TASK STATEMENT: Your reply should be the following data, copied exactly.

[Data about app and page elements]
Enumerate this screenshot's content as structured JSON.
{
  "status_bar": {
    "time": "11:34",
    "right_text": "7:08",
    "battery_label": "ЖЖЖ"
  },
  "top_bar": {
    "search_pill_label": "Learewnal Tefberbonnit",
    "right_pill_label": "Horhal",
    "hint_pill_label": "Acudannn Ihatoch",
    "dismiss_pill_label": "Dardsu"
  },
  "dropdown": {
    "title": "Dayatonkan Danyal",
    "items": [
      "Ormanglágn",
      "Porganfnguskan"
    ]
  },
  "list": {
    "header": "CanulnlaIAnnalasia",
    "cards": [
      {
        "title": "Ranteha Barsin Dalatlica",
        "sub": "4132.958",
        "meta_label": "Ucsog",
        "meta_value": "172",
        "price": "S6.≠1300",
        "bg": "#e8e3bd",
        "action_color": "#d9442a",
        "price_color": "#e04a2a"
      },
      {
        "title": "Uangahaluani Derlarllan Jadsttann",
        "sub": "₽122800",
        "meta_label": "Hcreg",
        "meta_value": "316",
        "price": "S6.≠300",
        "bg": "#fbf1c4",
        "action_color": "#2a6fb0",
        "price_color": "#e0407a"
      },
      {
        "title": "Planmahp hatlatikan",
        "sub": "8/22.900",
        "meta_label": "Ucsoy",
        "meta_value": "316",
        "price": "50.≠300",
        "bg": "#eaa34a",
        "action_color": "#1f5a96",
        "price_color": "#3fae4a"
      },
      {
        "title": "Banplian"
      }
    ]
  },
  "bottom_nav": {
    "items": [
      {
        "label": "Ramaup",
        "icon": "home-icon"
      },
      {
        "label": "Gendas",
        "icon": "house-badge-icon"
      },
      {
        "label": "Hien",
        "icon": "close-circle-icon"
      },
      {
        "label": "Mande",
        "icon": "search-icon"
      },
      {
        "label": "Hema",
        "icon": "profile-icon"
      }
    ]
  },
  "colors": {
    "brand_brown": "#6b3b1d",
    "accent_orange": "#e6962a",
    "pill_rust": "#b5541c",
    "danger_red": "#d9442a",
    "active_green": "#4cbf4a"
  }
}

RESULT FOR THIS TASK:
Enumerate this screenshot's content as structured JSON.
{
  "status_bar": {
    "time": "11:34",
    "right_text": "7:08",
    "battery_label": "ЖЖЖ"
  },
  "top_bar": {
    "search_pill_label": "Learewnal Tefberbonnit",
    "right_pill_label": "Horhal",
    "hint_pill_label": "Acudannn Ihatoch",
    "dismiss_pill_label": "Dardsu"
  },
  "dropdown": {
    "title": "Dayatonkan Danyal",
    "items": [
      "Ormanglágn",
      "Porganfnguskan"
    ]
  },
  "list": {
    "header": "CanulnlaIAnnalasia",
    "cards": [
      {
        "title": "Ranteha Barsin Dalatlica",
        "sub": "4132.958",
        "meta_label": "Ucsog",
        "meta_value": "172",
        "price": "S6.≠1300",
        "bg": "#e8e3bd",
        "action_color": "#d9442a",
        "price_color": "#e04a2a"
      },
      {
        "title": "Uangahaluani Derlarllan Jadsttann",
        "sub": "₽122800",
        "meta_label": "Hcreg",
        "meta_value": "316",
        "price": "S6.≠300",
        "bg": "#fbf1c4",
        "action_color": "#2a6fb0",
        "price_color": "#e0407a"
      },
      {
        "title": "Planmahp hatlatikan",
        "sub": "8/22.900",
        "meta_label": "Ucsoy",
        "meta_value": "316",
        "price": "50.≠300",
        "bg": "#eaa34a",
        "action_color": "#1f5a96",
        "price_color": "#3fae4a"
      },
      {
        "title": "Banplian"
      }
    ]
  },
  "bottom_nav": {
    "items": [
      {
        "label": "Ramaup",
        "icon": "home-icon"
      },
      {
        "label": "Gendas",
        "icon": "house-badge-icon"
      },
      {
        "label": "Hien",
        "icon": "close-circle-icon"
      },
      {
        "label": "Mande",
        "icon": "search-icon"
      },
      {
        "label": "Hema",
        "icon": "profile-icon"
      }
    ]
  },
  "colors": {
    "brand_brown": "#6b3b1d",
    "accent_orange": "#e6962a",
    "pill_rust": "#b5541c",
    "danger_red": "#d9442a",
    "active_green": "#4cbf4a"
  }
}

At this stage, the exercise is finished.